* _Exercise objective_
From the listing below, pull out the lines that hold "method".

----------------------------------------

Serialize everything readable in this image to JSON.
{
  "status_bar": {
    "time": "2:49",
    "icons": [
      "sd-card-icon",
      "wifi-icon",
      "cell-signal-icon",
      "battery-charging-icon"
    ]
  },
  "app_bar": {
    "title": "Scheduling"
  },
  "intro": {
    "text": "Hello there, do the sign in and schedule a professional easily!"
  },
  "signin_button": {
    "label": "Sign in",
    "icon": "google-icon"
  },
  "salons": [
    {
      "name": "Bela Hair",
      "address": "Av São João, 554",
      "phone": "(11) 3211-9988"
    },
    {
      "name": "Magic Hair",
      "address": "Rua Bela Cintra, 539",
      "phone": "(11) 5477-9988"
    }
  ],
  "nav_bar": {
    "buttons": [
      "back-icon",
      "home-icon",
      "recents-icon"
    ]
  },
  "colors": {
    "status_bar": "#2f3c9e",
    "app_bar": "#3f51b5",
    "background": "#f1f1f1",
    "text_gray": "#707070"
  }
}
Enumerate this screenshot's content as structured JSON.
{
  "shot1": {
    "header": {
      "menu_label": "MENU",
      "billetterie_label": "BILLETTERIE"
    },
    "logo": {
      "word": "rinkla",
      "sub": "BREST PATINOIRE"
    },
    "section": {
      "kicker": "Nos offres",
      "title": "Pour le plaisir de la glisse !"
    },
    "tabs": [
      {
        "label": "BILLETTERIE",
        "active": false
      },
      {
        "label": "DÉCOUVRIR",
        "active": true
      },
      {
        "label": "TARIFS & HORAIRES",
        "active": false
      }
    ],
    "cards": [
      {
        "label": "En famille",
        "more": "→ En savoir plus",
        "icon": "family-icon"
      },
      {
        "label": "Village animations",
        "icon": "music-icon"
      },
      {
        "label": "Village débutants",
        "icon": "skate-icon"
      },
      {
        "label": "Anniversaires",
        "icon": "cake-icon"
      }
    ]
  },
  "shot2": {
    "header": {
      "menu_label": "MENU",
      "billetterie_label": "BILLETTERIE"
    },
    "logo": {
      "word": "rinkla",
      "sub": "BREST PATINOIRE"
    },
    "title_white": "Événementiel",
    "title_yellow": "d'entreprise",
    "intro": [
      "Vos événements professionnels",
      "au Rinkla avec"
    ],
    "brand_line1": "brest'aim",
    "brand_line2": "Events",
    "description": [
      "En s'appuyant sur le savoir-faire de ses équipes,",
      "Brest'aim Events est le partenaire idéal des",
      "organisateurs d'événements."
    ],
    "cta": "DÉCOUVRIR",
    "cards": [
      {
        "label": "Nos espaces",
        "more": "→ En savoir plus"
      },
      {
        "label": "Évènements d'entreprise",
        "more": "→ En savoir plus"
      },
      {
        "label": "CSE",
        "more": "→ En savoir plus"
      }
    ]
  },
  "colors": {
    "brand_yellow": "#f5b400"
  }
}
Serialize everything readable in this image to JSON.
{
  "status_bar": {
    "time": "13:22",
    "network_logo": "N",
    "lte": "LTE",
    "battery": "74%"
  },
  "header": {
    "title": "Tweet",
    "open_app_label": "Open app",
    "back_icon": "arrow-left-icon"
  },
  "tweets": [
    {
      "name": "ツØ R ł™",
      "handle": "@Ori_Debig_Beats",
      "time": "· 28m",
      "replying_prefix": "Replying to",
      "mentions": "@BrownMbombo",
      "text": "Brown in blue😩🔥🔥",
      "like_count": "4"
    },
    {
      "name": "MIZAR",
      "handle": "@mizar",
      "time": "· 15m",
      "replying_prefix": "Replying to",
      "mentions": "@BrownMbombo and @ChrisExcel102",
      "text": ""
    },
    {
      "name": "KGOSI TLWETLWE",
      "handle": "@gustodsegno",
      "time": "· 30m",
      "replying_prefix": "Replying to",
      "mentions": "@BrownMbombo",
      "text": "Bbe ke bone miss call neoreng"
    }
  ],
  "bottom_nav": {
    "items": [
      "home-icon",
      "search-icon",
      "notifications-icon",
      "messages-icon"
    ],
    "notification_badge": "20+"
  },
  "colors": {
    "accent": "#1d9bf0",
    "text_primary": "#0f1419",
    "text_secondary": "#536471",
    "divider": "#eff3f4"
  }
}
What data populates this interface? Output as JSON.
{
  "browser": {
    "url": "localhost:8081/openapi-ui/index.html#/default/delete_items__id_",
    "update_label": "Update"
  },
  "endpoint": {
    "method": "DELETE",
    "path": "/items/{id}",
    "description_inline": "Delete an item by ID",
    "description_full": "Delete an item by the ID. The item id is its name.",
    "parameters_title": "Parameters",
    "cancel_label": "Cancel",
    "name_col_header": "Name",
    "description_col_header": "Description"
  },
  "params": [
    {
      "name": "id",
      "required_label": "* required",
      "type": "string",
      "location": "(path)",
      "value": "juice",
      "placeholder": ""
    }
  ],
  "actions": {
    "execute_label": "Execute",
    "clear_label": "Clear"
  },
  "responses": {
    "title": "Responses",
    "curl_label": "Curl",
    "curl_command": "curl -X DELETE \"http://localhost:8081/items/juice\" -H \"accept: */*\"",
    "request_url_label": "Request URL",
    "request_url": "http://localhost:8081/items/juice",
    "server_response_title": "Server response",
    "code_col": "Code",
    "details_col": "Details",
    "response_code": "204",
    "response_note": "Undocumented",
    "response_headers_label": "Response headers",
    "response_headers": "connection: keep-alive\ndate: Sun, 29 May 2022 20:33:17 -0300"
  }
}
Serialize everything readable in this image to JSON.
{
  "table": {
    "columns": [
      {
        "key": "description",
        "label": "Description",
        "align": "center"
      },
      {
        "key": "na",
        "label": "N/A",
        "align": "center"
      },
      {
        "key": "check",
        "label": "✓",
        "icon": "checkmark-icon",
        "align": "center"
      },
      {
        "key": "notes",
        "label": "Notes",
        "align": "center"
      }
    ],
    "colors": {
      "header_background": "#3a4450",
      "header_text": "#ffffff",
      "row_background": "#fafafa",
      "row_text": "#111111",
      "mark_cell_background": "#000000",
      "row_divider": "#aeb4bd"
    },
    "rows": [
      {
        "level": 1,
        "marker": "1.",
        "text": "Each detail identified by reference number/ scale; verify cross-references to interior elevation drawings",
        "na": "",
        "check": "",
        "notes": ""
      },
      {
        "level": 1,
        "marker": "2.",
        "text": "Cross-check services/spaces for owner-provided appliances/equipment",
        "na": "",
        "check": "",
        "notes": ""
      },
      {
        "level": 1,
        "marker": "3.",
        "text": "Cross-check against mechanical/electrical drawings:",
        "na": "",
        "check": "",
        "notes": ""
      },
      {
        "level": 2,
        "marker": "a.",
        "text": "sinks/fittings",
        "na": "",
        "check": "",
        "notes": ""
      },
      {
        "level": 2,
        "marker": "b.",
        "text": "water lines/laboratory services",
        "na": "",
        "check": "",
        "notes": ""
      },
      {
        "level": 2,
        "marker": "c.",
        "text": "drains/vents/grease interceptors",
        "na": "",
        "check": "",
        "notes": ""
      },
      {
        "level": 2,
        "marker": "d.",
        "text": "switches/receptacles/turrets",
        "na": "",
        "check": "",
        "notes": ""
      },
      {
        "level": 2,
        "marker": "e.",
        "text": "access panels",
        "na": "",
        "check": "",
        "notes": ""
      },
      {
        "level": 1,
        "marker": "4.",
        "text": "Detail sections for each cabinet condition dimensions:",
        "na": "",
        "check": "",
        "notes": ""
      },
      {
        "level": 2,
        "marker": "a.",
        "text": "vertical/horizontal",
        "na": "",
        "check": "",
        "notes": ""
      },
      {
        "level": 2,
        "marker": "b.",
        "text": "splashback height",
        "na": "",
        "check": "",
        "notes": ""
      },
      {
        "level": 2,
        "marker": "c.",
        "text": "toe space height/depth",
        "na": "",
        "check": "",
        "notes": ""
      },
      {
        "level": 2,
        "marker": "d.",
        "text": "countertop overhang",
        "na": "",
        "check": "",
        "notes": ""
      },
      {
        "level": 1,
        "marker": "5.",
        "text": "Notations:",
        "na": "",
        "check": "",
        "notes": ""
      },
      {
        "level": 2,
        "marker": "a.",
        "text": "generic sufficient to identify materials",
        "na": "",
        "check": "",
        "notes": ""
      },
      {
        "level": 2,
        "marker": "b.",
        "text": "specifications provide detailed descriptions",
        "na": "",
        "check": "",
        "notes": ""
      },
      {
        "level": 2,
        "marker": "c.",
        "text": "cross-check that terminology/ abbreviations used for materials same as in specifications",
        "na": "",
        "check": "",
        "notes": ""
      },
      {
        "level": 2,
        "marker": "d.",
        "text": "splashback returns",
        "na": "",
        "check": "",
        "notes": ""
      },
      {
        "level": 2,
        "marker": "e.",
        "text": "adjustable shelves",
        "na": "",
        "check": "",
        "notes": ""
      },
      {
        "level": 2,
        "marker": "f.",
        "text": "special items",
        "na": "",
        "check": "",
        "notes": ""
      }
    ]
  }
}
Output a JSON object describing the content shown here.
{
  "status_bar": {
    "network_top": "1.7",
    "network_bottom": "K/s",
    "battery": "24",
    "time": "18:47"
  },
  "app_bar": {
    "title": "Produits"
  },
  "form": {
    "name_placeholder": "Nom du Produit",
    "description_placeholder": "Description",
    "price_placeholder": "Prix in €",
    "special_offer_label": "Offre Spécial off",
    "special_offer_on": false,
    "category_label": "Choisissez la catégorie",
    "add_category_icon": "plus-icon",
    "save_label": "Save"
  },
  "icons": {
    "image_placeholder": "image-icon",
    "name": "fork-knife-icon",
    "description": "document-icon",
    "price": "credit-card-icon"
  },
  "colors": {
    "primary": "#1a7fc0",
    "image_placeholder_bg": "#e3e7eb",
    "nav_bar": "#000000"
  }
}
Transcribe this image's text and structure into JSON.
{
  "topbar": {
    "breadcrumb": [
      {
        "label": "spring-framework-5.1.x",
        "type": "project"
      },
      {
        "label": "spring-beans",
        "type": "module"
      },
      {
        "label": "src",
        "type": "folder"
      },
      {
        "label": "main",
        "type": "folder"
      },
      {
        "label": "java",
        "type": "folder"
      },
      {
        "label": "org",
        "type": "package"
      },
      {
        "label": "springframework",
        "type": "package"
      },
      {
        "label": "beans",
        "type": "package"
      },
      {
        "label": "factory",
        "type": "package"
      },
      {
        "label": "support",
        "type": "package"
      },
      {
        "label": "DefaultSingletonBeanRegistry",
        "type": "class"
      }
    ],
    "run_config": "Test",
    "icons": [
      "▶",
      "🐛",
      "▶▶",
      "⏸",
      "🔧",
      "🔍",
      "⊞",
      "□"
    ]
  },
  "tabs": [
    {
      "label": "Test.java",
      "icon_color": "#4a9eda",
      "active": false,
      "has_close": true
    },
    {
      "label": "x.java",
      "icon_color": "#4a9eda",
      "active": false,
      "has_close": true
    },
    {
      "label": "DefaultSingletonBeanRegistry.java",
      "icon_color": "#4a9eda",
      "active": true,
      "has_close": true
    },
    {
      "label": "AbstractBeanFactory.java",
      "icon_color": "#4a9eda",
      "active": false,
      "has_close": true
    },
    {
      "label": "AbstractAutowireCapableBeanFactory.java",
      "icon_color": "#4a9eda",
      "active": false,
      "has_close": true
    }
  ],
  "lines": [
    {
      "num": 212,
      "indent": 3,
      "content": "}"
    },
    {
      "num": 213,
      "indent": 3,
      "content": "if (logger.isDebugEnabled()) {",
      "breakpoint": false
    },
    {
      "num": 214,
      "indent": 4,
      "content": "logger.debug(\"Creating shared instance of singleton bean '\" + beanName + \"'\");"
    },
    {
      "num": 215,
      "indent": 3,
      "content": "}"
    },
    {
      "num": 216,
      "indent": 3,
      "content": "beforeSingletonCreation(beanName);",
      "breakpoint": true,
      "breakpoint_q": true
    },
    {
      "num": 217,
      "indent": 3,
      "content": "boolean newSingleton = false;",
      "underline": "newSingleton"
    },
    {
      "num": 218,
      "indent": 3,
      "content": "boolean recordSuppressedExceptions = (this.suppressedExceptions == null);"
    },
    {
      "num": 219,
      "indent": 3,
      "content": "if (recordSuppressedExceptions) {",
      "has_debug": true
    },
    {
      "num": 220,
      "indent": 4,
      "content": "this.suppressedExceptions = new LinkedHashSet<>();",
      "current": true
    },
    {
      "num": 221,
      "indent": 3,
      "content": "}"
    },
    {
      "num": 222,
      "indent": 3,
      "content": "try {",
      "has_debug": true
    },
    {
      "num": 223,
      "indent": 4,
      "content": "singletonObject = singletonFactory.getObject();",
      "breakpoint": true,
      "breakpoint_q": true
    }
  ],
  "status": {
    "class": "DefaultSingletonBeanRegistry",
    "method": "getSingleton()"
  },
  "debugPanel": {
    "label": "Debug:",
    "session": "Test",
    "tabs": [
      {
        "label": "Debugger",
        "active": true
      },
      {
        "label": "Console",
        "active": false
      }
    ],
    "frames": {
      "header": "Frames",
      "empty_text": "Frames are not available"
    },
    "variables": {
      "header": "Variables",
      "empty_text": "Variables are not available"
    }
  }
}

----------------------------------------

* _Task solution_
    "method": "DELETE",
    "method": "getSingleton()"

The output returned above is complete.